Kuhns gives readers a look at artisan skills such as spinning, weaving and barrel-making. There’s also a portrait of life in a small town in a time when many such places were more or less isolated, especially in bad winter weather. Everyone knows everyone, and the townspeople are more or less interdependent. While Lydia and Will are not seen as dangerous (by most people), they are definitely not ‘one of us,’ and they have to tread lightly, as the saying goes, and remember their places as ‘outsiders.’ There are also interesting perspectives on other attitudes and aspects of life just before the turn of the 19th Century, but mentioning them might stray too close to ‘spoiler’ territory.
We also see a bit of what life was like in a Shaker community. The Shakers are peaceful enough people, but they’re a closed group. Members are celibate and are expected to be obedient to the guidance of the Elders. It is, as Elder Herman says, a difficult life – not for everyone. For many locals, the problem with the Shakers is that they are pacificists. They refused to fight during the American Revolution and to many people, that’s tantamount to treason. While the action in the novel doesn’t really take place on the grounds of the Shaker property, readers do get a sense of what it’s like to live there.
The characters of Will and Lydia Rees are also important elements in this story. They love each other very much, but that doesn’t mean they don’t see each other’s faults. Will is dealing with his troubled relationship with his son David. Lydia has her own history and of course, concerns about being David’s stepmother. She also has a habit of being a bit quick to act when caution might be wiser. But they rely on each other and it’s clear that they don’t intend to let their differences get the better of them.

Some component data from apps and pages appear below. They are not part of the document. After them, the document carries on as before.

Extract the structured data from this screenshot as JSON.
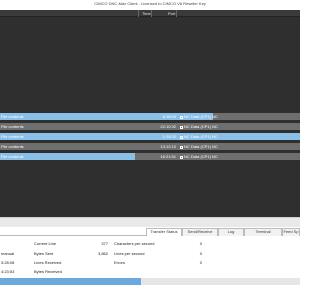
{
  "window": {
    "title": "CIMCO DNC-Max Client - Licensed to CIMCO V8 Reseller Key"
  },
  "queue": {
    "headers": [
      "Time",
      "Port"
    ],
    "rows": [
      {
        "label": "File contents",
        "time": "6:18:00",
        "source": "NC Data (CP1) NC",
        "progress": 0.71
      },
      {
        "label": "File contents",
        "time": "22:10:32",
        "source": "NC Data (CP1) NC",
        "progress": 0.0
      },
      {
        "label": "File contents",
        "time": "1:25:32",
        "source": "NC Data (CP1) NC",
        "progress": 1.0
      },
      {
        "label": "File contents",
        "time": "13:12:10",
        "source": "NC Data (CP1) NC",
        "progress": 0.0
      },
      {
        "label": "File contents",
        "time": "16:21:51",
        "source": "NC Data (CP1) NC",
        "progress": 0.45
      }
    ]
  },
  "tabs": [
    {
      "label": "Transfer Status",
      "active": true
    },
    {
      "label": "Send/Receive",
      "active": false
    },
    {
      "label": "Log",
      "active": false
    },
    {
      "label": "Terminal",
      "active": false
    },
    {
      "label": "Feed Sp",
      "active": false
    }
  ],
  "status": {
    "manual_label": "manual",
    "time1": "3:28:08",
    "time2": "4:23:53",
    "current_line_label": "Current Line",
    "current_line_value": "377",
    "bytes_sent_label": "Bytes Sent",
    "bytes_sent_value": "3,862",
    "lines_received_label": "Lines Received",
    "lines_received_value": "",
    "bytes_received_label": "Bytes Received",
    "bytes_received_value": "",
    "cps_label": "Characters per second",
    "cps_value": "0",
    "lps_label": "Lines per second",
    "lps_value": "0",
    "errors_label": "Errors",
    "errors_value": "0",
    "progress": 0.47
  }
}
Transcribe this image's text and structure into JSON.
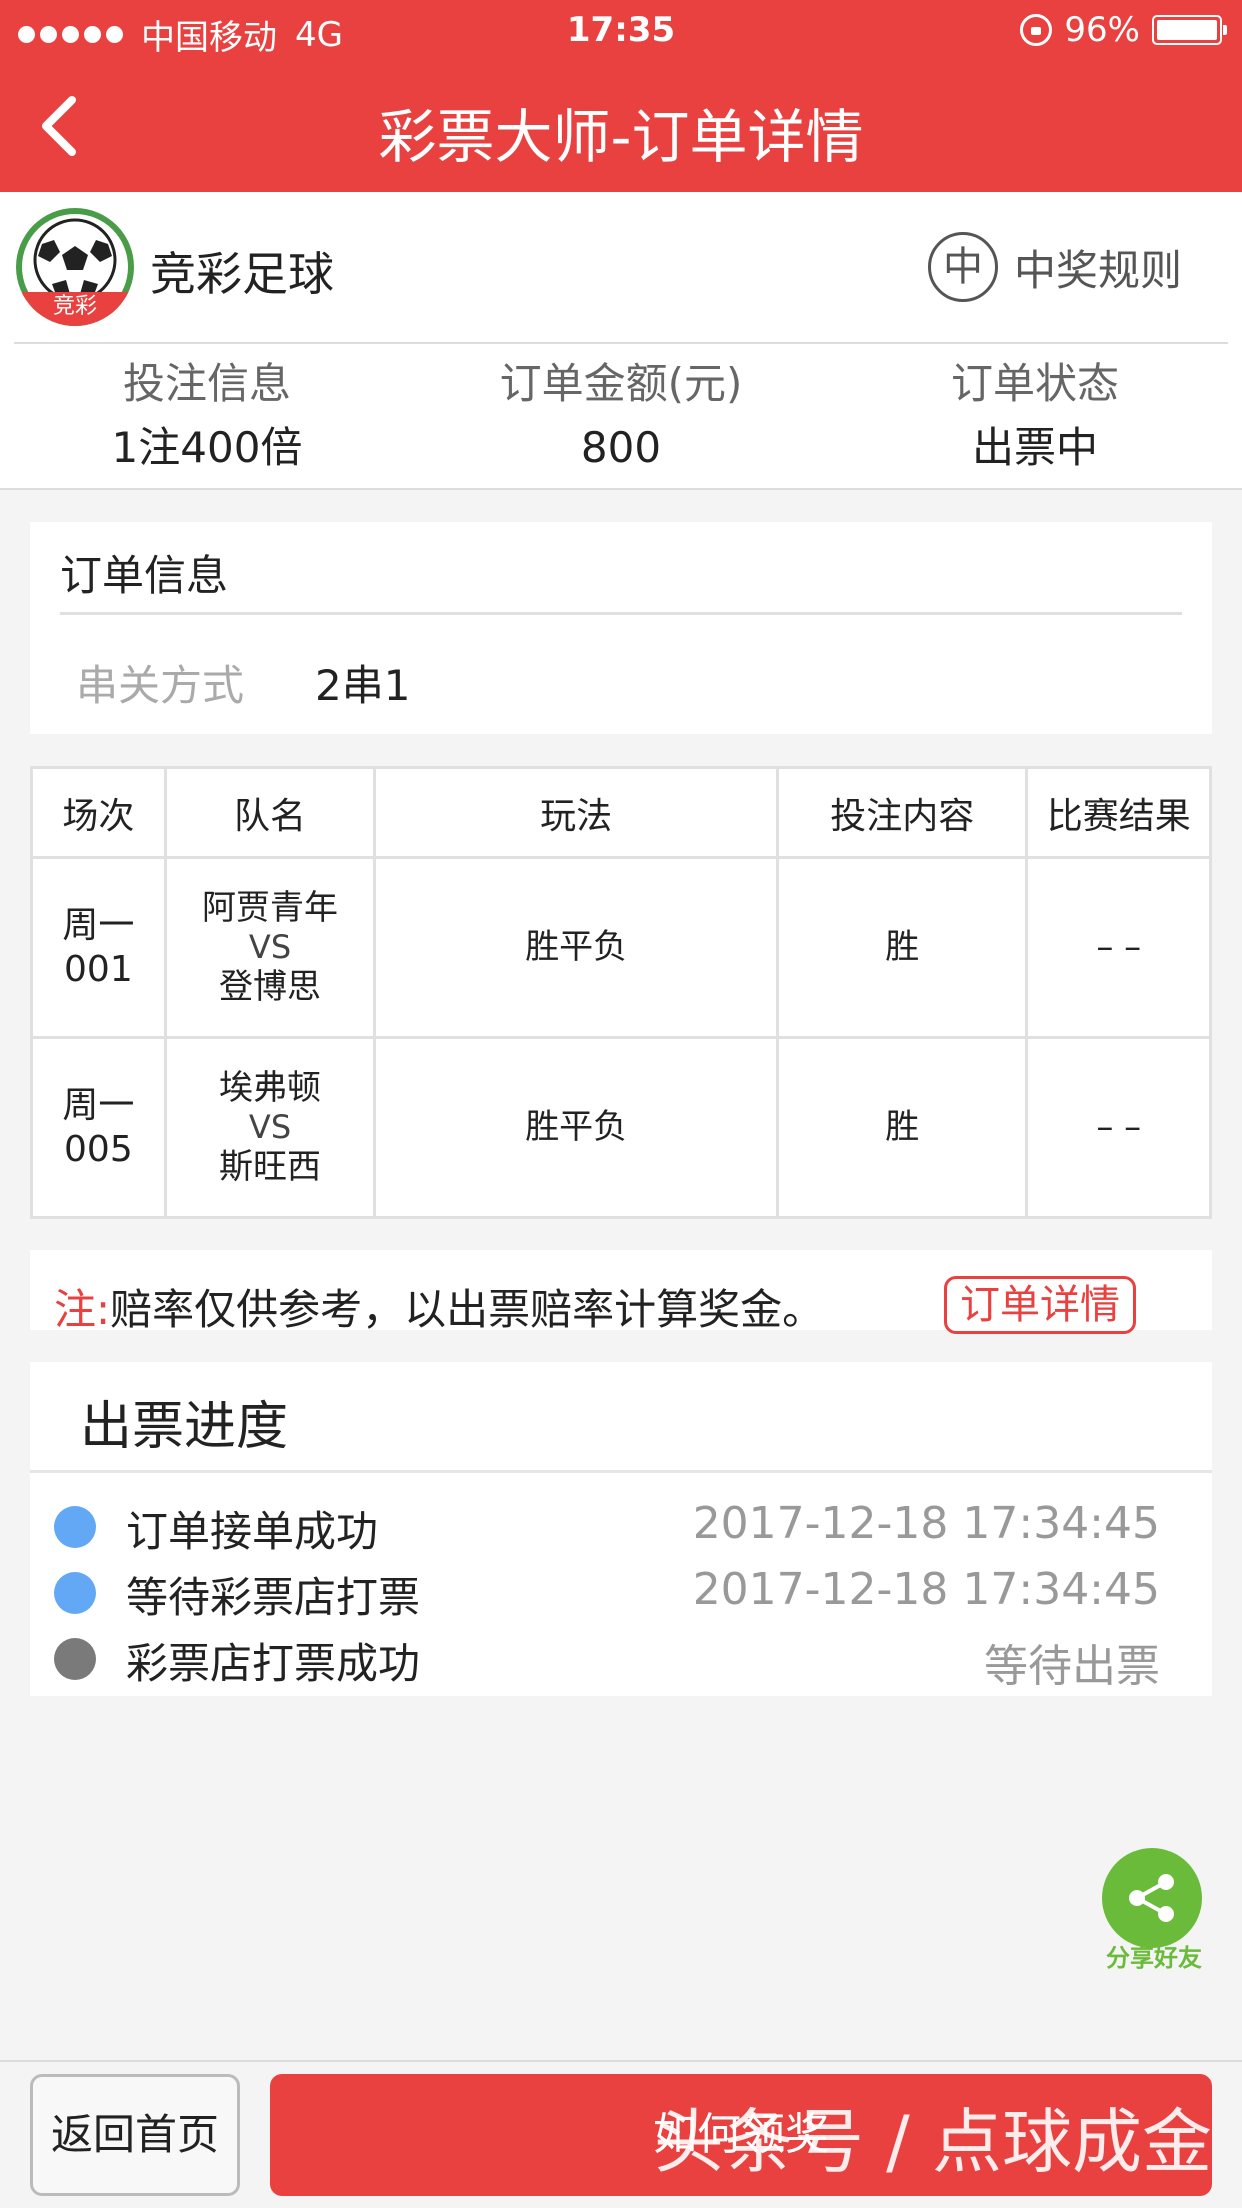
{
  "status_bar": {
    "carrier": "中国移动",
    "network": "4G",
    "time": "17:35",
    "battery": "96%"
  },
  "nav": {
    "title": "彩票大师-订单详情"
  },
  "header": {
    "lottery_name": "竞彩足球",
    "logo_badge": "竞彩",
    "rules_icon_char": "中",
    "rules_label": "中奖规则"
  },
  "summary": [
    {
      "label": "投注信息",
      "value": "1注400倍"
    },
    {
      "label": "订单金额(元)",
      "value": "800"
    },
    {
      "label": "订单状态",
      "value": "出票中"
    }
  ],
  "order_info": {
    "title": "订单信息",
    "parlay_label": "串关方式",
    "parlay_value": "2串1"
  },
  "table": {
    "headers": [
      "场次",
      "队名",
      "玩法",
      "投注内容",
      "比赛结果"
    ],
    "rows": [
      {
        "seq_day": "周一",
        "seq_no": "001",
        "home": "阿贾青年",
        "vs": "VS",
        "away": "登博思",
        "play": "胜平负",
        "bet": "胜",
        "result": "– –"
      },
      {
        "seq_day": "周一",
        "seq_no": "005",
        "home": "埃弗顿",
        "vs": "VS",
        "away": "斯旺西",
        "play": "胜平负",
        "bet": "胜",
        "result": "– –"
      }
    ]
  },
  "note": {
    "prefix": "注:",
    "text": "赔率仅供参考，以出票赔率计算奖金。",
    "button": "订单详情"
  },
  "progress": {
    "title": "出票进度",
    "steps": [
      {
        "label": "订单接单成功",
        "time": "2017-12-18 17:34:45",
        "color": "#62a8f5"
      },
      {
        "label": "等待彩票店打票",
        "time": "2017-12-18 17:34:45",
        "color": "#62a8f5"
      },
      {
        "label": "彩票店打票成功",
        "time": "等待出票",
        "color": "#7a7a7a"
      }
    ]
  },
  "share": {
    "label": "分享好友"
  },
  "bottom": {
    "home_label": "返回首页",
    "action_label": "如何领奖",
    "watermark": "头条号 / 点球成金"
  },
  "colors": {
    "brand_red": "#e94140",
    "share_green": "#6bbb3a"
  }
}
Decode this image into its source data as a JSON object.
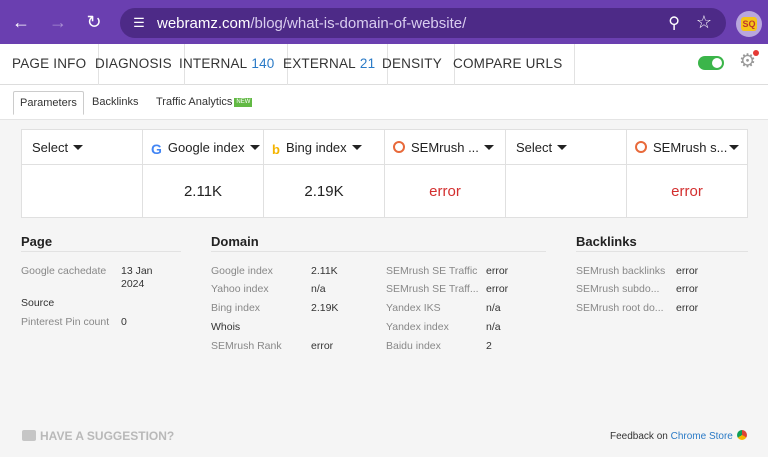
{
  "browser": {
    "url_host": "webramz.com",
    "url_path": "/blog/what-is-domain-of-website/",
    "back_icon": "back-arrow-icon",
    "forward_icon": "forward-arrow-icon",
    "reload_icon": "reload-icon",
    "extension_badge": "SQ"
  },
  "menu": [
    {
      "label": "PAGE INFO"
    },
    {
      "label": "DIAGNOSIS"
    },
    {
      "label": "INTERNAL",
      "count": "140"
    },
    {
      "label": "EXTERNAL",
      "count": "21"
    },
    {
      "label": "DENSITY"
    },
    {
      "label": "COMPARE URLS"
    }
  ],
  "subtabs": [
    "Parameters",
    "Backlinks",
    "Traffic Analytics"
  ],
  "subtab_badge": "NEW",
  "index_table": {
    "headers": [
      "Select",
      "Google index",
      "Bing index",
      "SEMrush ...",
      "Select",
      "SEMrush s..."
    ],
    "values": [
      "",
      "2.11K",
      "2.19K",
      "error",
      "",
      "error"
    ]
  },
  "page_section": {
    "title": "Page",
    "rows": [
      {
        "label": "Google cachedate",
        "value": "13 Jan\n2024"
      },
      {
        "label": "Source",
        "value": ""
      },
      {
        "label": "Pinterest Pin count",
        "value": "0"
      }
    ]
  },
  "domain_section": {
    "title": "Domain",
    "left_rows": [
      {
        "label": "Google index",
        "value": "2.11K"
      },
      {
        "label": "Yahoo index",
        "value": "n/a"
      },
      {
        "label": "Bing index",
        "value": "2.19K"
      },
      {
        "label": "Whois",
        "value": ""
      },
      {
        "label": "SEMrush Rank",
        "value": "error"
      }
    ],
    "right_rows": [
      {
        "label": "SEMrush SE Traffic",
        "value": "error"
      },
      {
        "label": "SEMrush SE Traff...",
        "value": "error"
      },
      {
        "label": "Yandex IKS",
        "value": "n/a"
      },
      {
        "label": "Yandex index",
        "value": "n/a"
      },
      {
        "label": "Baidu index",
        "value": "2"
      }
    ]
  },
  "backlinks_section": {
    "title": "Backlinks",
    "rows": [
      {
        "label": "SEMrush backlinks",
        "value": "error"
      },
      {
        "label": "SEMrush subdo...",
        "value": "error"
      },
      {
        "label": "SEMrush root do...",
        "value": "error"
      }
    ]
  },
  "footer": {
    "suggestion": "HAVE A SUGGESTION?",
    "feedback_prefix": "Feedback on",
    "feedback_link": "Chrome Store"
  },
  "colors": {
    "browser_bar": "#6a3fb0",
    "link": "#2a7ac6",
    "error": "#d32f2f",
    "toggle_on": "#3bb54a"
  }
}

You can’t really call this a cosy; it has a bit more ‘bite’ than a true cosy. But at the same time, readers who dislike a lot of violence in their crime fiction will be pleased to know that there isn’t much of it in this story. Most of the violence that happens is ‘off stage.’
This is, as I mentioned, the third novel in the Will Rees series. But readers who are concerned about starting partway into a series will be pleased to know that it’s not difficult to pick up the main pieces of Will’s story. There are references to prior stories, and those who’ve read those novels will notice them. But that said, the stories aren’t re-told, if I can put it that way.
Cradle to Grave gives a look at New England life at the end of the 18th Century. It features a mystery that makes sense given the context, and a pair of sleuths who work together, each with a different kind of expertise. The novel shows the sometimes-harsh realities of life for widows, orphans and the poor, and gives readers a glimpse ‘behind the closed doors’ of the Shaker community. But what’s your view? Have you read Cradle to Grave? If you have, what elements do you see in it?
Coming Up On In The Spotlight
Monday 26 January/Tuesday 27 January – The Killing of Emma Gross – Damien Seaman
Monday 2 February/Tuesday 3 February – The Gingerbread House – Carin Gerhardsen
Monday 9 February/Tuesday 10 February – The Cornish Coast Murder – John Bude